Kidneys And Urinary Tract Basics

Our bodies produce several kinds of wastes, including sweat, carbon dioxide gas, feces (stool), and urine. These wastes exit the body in different ways. Sweat is released through pores in the skin. Water vapor and carbon dioxide are exhaled from the lungs. And undigested food materials are formed into feces in the intestines and excreted from the body as solid waste in bowel movements.

Urine, which is produced by the kidneys, contains the byproducts of metabolism — salts, toxins, and water — that end up in the blood. The kidneys and urinary tract (which includes the kidneys, ureters, bladder, and urethra) filter and eliminate these waste substances from our blood. Without the kidneys, waste products and toxins would soon build up in the blood to dangerous levels.

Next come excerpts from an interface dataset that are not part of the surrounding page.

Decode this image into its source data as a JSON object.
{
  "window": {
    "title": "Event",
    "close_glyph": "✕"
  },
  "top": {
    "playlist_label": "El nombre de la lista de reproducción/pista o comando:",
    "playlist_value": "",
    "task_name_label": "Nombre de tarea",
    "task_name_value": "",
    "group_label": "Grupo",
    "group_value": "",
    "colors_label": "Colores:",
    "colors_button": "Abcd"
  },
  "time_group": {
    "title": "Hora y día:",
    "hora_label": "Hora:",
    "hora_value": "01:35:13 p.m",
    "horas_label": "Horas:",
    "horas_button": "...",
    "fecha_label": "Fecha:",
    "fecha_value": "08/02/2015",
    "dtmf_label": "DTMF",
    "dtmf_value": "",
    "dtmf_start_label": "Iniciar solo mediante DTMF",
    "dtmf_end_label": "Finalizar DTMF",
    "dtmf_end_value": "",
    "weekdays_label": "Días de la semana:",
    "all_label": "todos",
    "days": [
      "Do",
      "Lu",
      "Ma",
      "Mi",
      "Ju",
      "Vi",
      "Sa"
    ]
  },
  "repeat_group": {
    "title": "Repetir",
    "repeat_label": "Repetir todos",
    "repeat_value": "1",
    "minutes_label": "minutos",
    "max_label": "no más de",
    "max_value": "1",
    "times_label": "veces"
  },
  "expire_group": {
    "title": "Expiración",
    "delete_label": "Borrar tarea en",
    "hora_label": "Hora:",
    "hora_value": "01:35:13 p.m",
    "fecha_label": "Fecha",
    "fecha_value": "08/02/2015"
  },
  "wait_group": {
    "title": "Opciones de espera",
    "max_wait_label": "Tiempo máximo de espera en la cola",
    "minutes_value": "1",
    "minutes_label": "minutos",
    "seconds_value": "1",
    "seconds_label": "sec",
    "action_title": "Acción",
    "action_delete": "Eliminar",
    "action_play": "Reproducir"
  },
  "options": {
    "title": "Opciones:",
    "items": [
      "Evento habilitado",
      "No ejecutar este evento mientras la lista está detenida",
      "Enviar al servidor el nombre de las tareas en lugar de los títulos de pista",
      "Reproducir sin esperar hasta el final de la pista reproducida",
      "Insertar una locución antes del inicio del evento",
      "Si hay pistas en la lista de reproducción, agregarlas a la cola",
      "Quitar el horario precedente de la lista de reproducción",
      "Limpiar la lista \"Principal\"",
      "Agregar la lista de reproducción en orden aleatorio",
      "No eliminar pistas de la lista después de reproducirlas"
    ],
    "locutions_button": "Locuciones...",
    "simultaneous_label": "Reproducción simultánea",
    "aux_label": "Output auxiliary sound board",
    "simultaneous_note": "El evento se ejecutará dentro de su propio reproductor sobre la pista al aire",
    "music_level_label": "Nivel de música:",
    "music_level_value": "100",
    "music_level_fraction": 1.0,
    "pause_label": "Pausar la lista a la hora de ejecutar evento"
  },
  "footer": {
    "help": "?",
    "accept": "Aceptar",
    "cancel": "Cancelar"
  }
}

Body Basics: Kidneys and Urinary Tract

In addition to eliminating wastes, the kidneys and urinary tract also regulate many important body functions. For example, the kidneys monitor and maintain the body’s balance of water, ensuring that our tissues receive enough water to function properly and be healthy.

When doctors take a urine sample, the results reveal how well the kidneys are working. For example, blood, protein, or white blood cells in the urine may indicate injury, inflammation, or infection of the kidneys, and glucose in the urine may be an indication of diabetes.

What They Do

Although the two kidneys work together to perform many vital functions, people can live a normal, healthy life with just one kidney. In fact, some people are born with just one of these bean-shaped organs. If one kidney is removed, the remaining one will enlarge within a few months to take over the role of filtering blood on its own.

Every minute, more than 1 quart (about 1 liter) of blood goes to the kidneys. About one fifth of the blood pumped from the heart goes to the kidneys at any one time.

In addition to filtering blood, producing urine, and ensuring that body tissues receive enough water, the kidneys also regulate blood pressure and the level of vital salts in the blood. By regulating salt levels through production of an enzyme called renin (as well as other substances), the kidneys ensure that blood pressure is regulated.

The kidneys also secrete the hormone erythropoietin, which stimulates and controls red blood cell production (red blood cells carry oxygen throughout the body). In addition, the kidneys help regulate the acid-base balance (or the pH) of the blood and body fluids, which is necessary for the body to function normally.